Copy every line of the listing that holds the string "motion".

> **Given data**
————————

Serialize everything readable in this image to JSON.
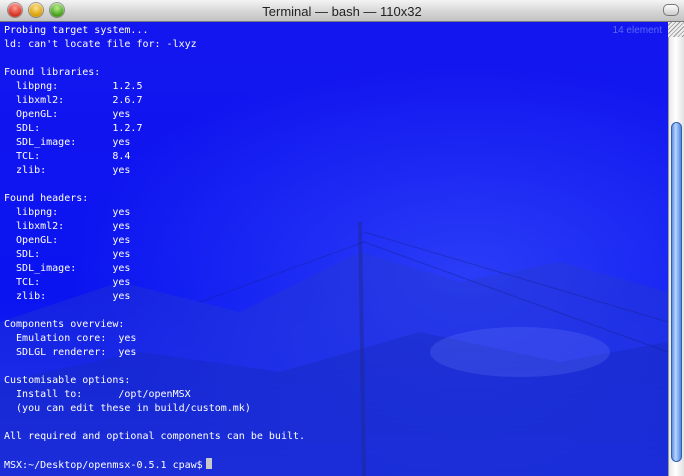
{
  "window": {
    "title": "Terminal — bash — 110x32"
  },
  "desktop_overlay": {
    "line1": "14 element",
    "line2": ""
  },
  "terminal": {
    "lines": [
      "Probing target system...",
      "ld: can't locate file for: -lxyz",
      "",
      "Found libraries:",
      "  libpng:         1.2.5",
      "  libxml2:        2.6.7",
      "  OpenGL:         yes",
      "  SDL:            1.2.7",
      "  SDL_image:      yes",
      "  TCL:            8.4",
      "  zlib:           yes",
      "",
      "Found headers:",
      "  libpng:         yes",
      "  libxml2:        yes",
      "  OpenGL:         yes",
      "  SDL:            yes",
      "  SDL_image:      yes",
      "  TCL:            yes",
      "  zlib:           yes",
      "",
      "Components overview:",
      "  Emulation core:  yes",
      "  SDLGL renderer:  yes",
      "",
      "Customisable options:",
      "  Install to:      /opt/openMSX",
      "  (you can edit these in build/custom.mk)",
      "",
      "All required and optional components can be built.",
      "",
      "MSX:~/Desktop/openmsx-0.5.1 cpaw$"
    ]
  },
  "colors": {
    "terminal_bg": "#0a14f0",
    "text": "#ffffff",
    "scroll_thumb": "#5a8ee6"
  }
}
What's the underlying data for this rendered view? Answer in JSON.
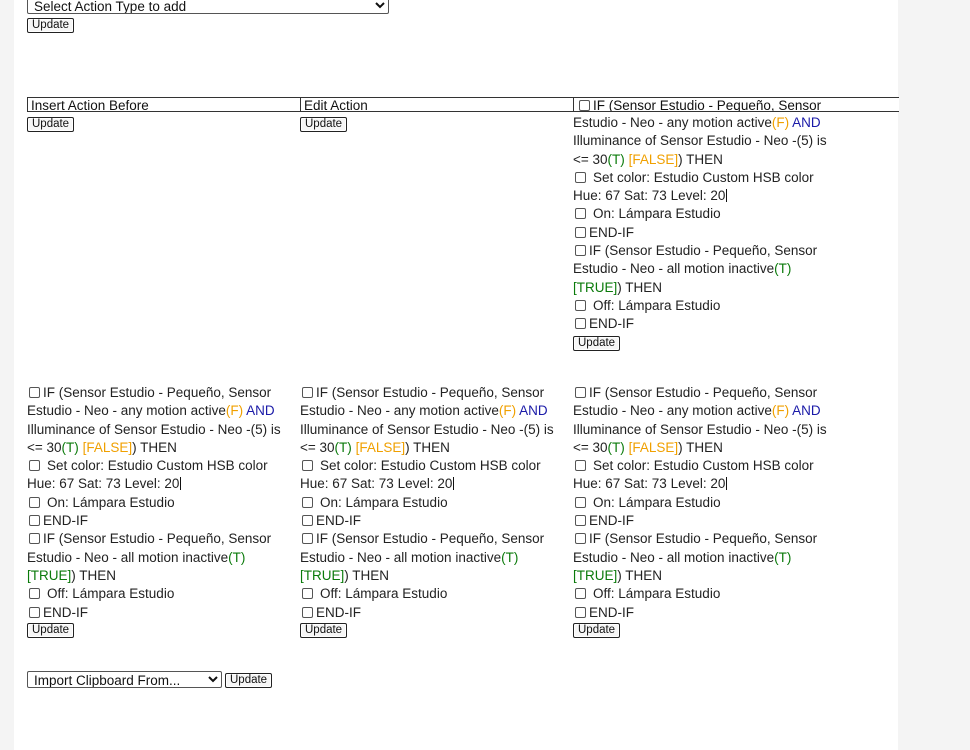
{
  "top": {
    "action_select": "Select Action Type to add",
    "update_label": "Update"
  },
  "table": {
    "headers": [
      "Insert Action Before",
      "Edit Action",
      "IF (Sensor Estudio - Pequeño, Sensor"
    ],
    "update_label": "Update"
  },
  "actions": {
    "if1_a": "IF (Sensor Estudio - Pequeño, Sensor Estudio - Neo - any motion active",
    "if1_f": "(F)",
    "if1_and": "AND",
    "if1_b": "Illuminance of Sensor Estudio - Neo -(5) is <= 30",
    "if1_t": "(T)",
    "if1_false": "[FALSE]",
    "if1_then": ") THEN",
    "if1_rest": "Estudio - Neo - any motion active",
    "set_color": "Set color: Estudio Custom HSB color Hue: 67 Sat: 73 Level: 20",
    "on": "On: Lámpara Estudio",
    "endif": "END-IF",
    "if2_a": "IF (Sensor Estudio - Pequeño, Sensor Estudio - Neo - all motion inactive",
    "if2_rest": "Estudio - Neo - all motion inactive",
    "if2_t": "(T)",
    "if2_true": "[TRUE]",
    "if2_then": ") THEN",
    "off": "Off: Lámpara Estudio"
  },
  "bottom": {
    "clipboard_select": "Import Clipboard From...",
    "update_label": "Update"
  }
}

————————

> **Task response**
    "if1_a": "IF (Sensor Estudio - Pequeño, Sensor Estudio - Neo - any motion active",
    "if1_rest": "Estudio - Neo - any motion active",
    "if2_a": "IF (Sensor Estudio - Pequeño, Sensor Estudio - Neo - all motion inactive",
    "if2_rest": "Estudio - Neo - all motion inactive",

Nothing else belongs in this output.